- WHAT YOU SHOULD DO
Only the pictures are to be left out; the listing itself is repeated exactly.

- RECORDS SHOWN
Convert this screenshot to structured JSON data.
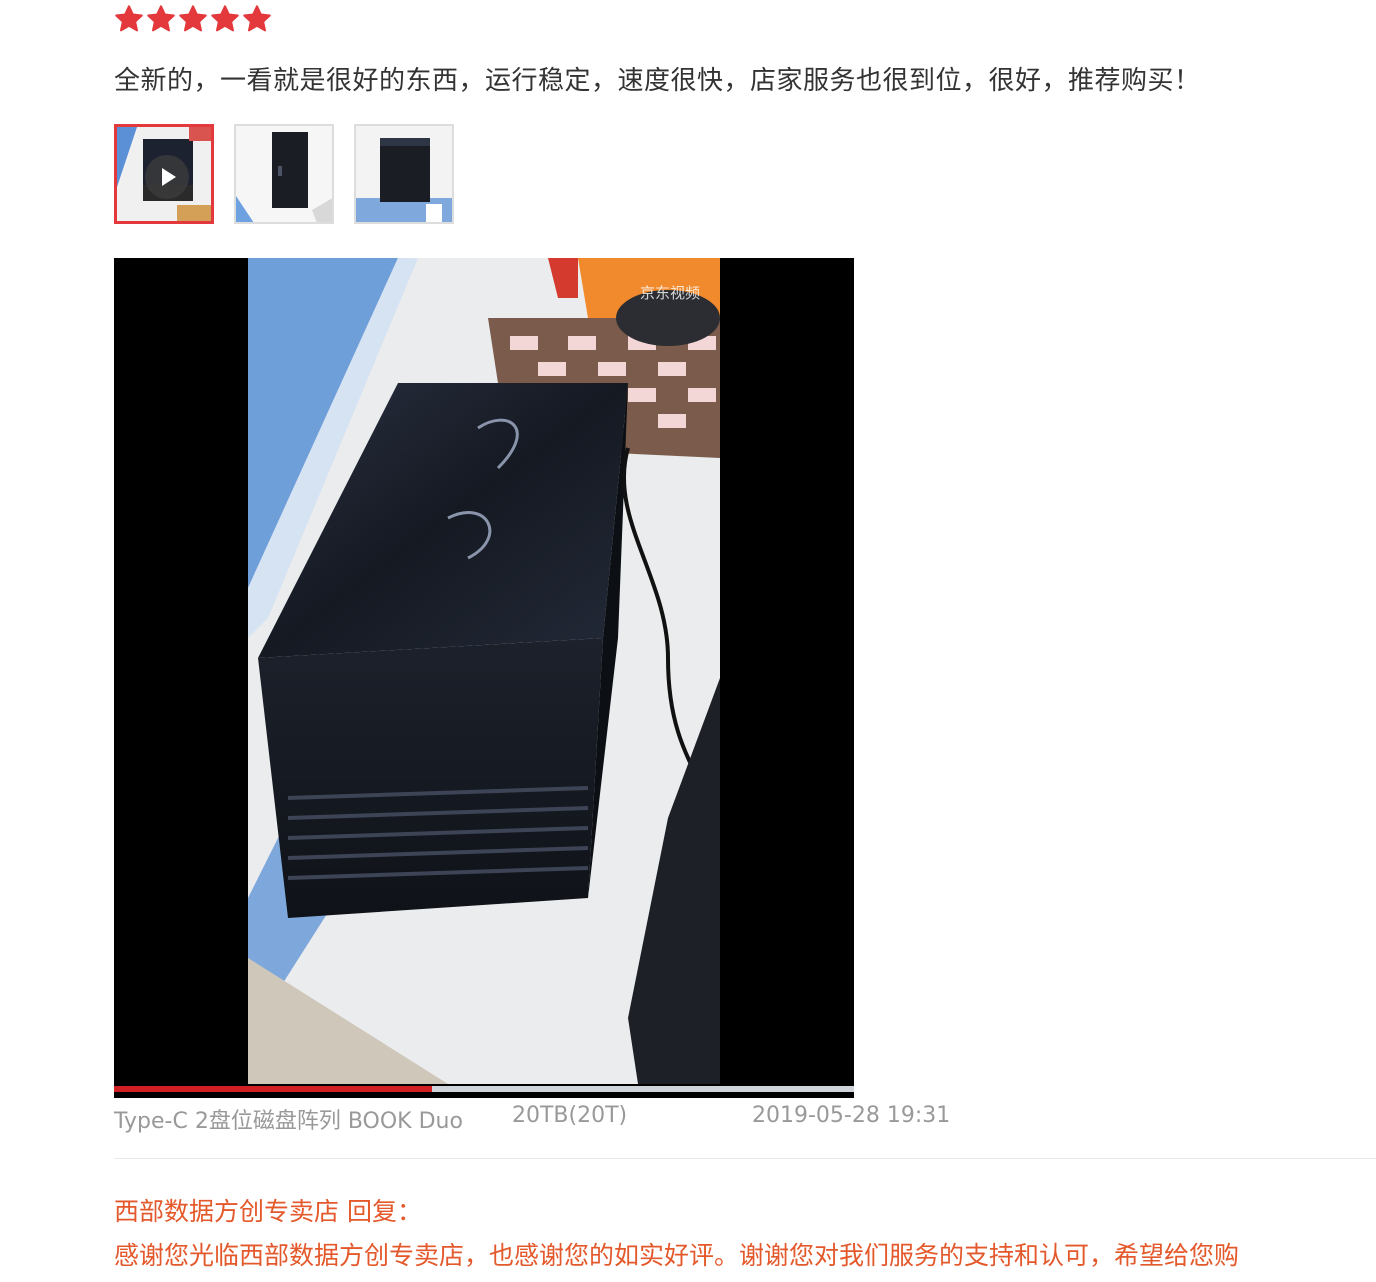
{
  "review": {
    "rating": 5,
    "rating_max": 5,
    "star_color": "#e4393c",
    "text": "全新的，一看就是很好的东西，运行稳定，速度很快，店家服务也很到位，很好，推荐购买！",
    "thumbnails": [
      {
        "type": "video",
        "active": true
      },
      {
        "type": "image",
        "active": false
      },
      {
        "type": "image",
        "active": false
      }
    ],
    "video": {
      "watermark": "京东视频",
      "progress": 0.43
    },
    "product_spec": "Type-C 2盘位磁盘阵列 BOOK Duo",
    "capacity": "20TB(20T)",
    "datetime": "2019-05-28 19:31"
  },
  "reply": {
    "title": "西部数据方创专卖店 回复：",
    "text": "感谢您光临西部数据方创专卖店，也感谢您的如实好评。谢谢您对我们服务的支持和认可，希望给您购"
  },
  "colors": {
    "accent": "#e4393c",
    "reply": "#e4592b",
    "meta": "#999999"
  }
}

- SOLUTION TO THE PROBLEM
Convert this screenshot to structured JSON data.
{
  "review": {
    "rating": 5,
    "rating_max": 5,
    "star_color": "#e4393c",
    "text": "全新的，一看就是很好的东西，运行稳定，速度很快，店家服务也很到位，很好，推荐购买！",
    "thumbnails": [
      {
        "type": "video",
        "active": true
      },
      {
        "type": "image",
        "active": false
      },
      {
        "type": "image",
        "active": false
      }
    ],
    "video": {
      "watermark": "京东视频",
      "progress": 0.43
    },
    "product_spec": "Type-C 2盘位磁盘阵列 BOOK Duo",
    "capacity": "20TB(20T)",
    "datetime": "2019-05-28 19:31"
  },
  "reply": {
    "title": "西部数据方创专卖店 回复：",
    "text": "感谢您光临西部数据方创专卖店，也感谢您的如实好评。谢谢您对我们服务的支持和认可，希望给您购"
  },
  "colors": {
    "accent": "#e4393c",
    "reply": "#e4592b",
    "meta": "#999999"
  }
}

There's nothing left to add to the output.